The Audio Podcast for this posting is avaliable here (2:40).
The "unattainable triangle" is composed of quality, price, and speed. All products or services have two out of the three sides of the triangle. That is to say, high-quality and fast turnaround but high-price or low-price, fast-turnaround but low-quality and so on.
The triangle is unattainable for two reasons. The first is logistical. Providing high-quality service with faster-than-average turnaround time is going to cost you more money than your competitor who can do the same level of quality at a lower price with slightly slower turnaround. It’s pretty much logistically impossible to maintain a profitable business that has somehow "attained the triangle."
The second reason the triangle is unattainable is the "snake oil" effect. Let's say it was possible for you to design a software solution that was faster and better than any other software solution on the market today and you priced it below market value hoping to make your money back from high-volume selling. Chances are you would fail. You would fail because buyers today are more sophisticated than ever before and their perception of your offering would be that it's simply too good to be true. This is the "snake oil" effect.
Here's the big marketing idea.
If you were able to offer all three sides of the triangle, you shouldn't. It would be in your best interest to maximize your profitability by sacrificing one of the three sides. So if you had something that was better and faster, you can and should increase the price. The strange thing about this strategy is that it might actually sell better with a higher price. This kind of strategy is known as a Price Premium.

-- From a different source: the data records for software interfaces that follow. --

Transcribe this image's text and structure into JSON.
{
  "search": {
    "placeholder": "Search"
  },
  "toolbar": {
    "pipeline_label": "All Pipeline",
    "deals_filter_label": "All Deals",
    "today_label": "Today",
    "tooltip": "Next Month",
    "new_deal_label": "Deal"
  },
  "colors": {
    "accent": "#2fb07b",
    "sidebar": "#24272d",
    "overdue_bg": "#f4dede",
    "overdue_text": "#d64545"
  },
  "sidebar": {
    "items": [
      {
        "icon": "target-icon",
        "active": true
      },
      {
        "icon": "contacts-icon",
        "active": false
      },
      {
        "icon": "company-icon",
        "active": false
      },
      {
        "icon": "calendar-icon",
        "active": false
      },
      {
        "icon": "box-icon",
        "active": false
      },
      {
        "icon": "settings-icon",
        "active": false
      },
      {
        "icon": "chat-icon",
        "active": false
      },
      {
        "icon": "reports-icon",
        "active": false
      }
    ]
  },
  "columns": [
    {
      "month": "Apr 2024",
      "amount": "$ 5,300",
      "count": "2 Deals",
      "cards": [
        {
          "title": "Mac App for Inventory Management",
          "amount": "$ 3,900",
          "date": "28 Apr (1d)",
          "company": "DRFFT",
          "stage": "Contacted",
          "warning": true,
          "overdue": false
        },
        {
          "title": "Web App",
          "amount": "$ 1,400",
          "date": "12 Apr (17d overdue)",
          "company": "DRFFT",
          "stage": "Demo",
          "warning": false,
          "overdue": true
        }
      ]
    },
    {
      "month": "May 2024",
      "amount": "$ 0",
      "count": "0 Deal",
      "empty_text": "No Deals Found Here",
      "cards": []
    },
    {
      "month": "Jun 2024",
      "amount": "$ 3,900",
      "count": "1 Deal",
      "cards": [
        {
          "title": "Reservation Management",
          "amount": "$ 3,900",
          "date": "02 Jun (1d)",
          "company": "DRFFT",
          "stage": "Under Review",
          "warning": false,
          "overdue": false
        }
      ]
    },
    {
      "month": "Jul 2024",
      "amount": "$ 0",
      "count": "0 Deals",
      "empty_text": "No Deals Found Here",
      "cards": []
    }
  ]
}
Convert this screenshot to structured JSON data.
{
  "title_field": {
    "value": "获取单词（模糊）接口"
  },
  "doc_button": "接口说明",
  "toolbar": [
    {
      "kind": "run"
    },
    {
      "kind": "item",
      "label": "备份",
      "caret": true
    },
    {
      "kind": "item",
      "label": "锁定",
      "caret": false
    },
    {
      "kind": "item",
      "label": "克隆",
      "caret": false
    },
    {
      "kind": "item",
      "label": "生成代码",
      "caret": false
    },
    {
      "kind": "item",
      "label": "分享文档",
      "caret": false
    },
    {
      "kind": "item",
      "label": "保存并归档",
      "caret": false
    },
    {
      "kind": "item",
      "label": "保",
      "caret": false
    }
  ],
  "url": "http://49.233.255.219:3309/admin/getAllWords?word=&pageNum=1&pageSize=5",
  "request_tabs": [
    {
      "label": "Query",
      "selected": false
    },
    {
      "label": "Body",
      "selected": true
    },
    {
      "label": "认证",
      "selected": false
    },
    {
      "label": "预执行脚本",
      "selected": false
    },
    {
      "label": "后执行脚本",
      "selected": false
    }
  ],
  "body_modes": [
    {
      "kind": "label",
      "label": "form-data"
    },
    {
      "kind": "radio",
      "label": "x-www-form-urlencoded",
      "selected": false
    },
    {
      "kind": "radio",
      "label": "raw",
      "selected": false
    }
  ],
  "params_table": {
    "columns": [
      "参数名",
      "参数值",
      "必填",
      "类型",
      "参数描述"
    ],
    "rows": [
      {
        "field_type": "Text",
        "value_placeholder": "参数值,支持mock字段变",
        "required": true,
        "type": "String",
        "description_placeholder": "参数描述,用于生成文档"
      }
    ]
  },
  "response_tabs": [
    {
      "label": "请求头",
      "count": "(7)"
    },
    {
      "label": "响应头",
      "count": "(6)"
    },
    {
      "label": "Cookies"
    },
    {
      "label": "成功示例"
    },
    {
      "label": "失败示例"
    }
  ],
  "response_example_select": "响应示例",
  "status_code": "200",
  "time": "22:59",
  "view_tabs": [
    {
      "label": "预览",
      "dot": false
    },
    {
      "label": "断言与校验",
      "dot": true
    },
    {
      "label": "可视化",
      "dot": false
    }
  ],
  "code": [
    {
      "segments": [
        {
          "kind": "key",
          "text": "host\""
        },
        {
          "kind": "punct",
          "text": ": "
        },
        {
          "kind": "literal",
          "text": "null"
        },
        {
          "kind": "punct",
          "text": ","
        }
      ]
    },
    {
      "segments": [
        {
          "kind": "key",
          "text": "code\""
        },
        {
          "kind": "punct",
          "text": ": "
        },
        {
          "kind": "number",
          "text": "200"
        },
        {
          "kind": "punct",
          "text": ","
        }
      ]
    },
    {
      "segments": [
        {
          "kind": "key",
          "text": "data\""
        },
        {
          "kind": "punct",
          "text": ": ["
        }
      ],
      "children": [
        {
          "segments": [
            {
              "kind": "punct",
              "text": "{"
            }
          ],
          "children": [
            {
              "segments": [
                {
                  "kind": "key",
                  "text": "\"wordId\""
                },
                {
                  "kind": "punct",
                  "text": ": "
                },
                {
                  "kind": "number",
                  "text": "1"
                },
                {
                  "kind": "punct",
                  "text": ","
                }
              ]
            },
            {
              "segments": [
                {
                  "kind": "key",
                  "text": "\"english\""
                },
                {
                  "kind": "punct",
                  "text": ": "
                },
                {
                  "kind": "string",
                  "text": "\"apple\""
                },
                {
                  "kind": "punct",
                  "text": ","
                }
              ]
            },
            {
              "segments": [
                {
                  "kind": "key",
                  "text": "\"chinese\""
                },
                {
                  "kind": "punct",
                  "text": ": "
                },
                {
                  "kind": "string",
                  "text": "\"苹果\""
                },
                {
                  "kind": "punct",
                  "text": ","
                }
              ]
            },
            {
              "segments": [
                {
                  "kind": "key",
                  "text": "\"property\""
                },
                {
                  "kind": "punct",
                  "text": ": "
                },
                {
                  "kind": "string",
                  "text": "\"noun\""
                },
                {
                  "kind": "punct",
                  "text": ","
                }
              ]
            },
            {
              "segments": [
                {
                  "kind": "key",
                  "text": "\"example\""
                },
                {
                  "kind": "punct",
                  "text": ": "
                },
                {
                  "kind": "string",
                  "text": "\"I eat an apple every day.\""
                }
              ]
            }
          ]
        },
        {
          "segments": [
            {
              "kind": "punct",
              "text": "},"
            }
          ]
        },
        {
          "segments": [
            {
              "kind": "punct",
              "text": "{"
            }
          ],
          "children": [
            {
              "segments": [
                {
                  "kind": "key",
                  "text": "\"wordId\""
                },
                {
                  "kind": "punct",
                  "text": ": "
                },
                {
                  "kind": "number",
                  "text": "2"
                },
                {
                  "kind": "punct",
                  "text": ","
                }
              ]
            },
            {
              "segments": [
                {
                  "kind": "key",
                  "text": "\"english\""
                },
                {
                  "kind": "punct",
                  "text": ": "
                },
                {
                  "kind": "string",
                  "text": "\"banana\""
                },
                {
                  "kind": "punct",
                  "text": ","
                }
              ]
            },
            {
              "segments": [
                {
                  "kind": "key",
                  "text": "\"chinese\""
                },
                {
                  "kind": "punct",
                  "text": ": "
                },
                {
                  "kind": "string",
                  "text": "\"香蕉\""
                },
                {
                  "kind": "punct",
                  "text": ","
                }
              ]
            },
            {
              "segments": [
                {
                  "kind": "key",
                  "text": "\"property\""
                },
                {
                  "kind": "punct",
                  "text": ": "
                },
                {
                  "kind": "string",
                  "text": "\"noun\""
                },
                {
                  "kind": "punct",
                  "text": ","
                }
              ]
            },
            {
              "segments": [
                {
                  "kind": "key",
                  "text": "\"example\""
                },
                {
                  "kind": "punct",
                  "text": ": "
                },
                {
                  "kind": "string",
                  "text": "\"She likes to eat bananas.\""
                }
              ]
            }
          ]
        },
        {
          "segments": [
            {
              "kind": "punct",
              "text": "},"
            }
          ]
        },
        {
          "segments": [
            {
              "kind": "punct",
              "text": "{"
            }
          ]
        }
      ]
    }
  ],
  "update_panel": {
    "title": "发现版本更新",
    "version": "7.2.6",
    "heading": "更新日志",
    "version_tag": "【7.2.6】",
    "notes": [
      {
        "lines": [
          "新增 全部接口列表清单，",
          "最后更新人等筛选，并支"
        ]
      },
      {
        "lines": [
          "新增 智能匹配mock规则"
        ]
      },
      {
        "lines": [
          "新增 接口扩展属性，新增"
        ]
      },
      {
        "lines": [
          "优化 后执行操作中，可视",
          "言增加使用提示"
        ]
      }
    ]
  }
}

For more information, on price premiums, check out the Justin Downey Marketing Campaign Strategies Playbook.
Proof of Concept ::
Look around you and every company you see will be leaning on two of the three sides of the "unattainable triangle". The key for your business is choosing the right two sides to promote.
Visit our website to see if you can guess which two sides Justin Downey Marketing leans on. Do you think we should be leaning on a different two?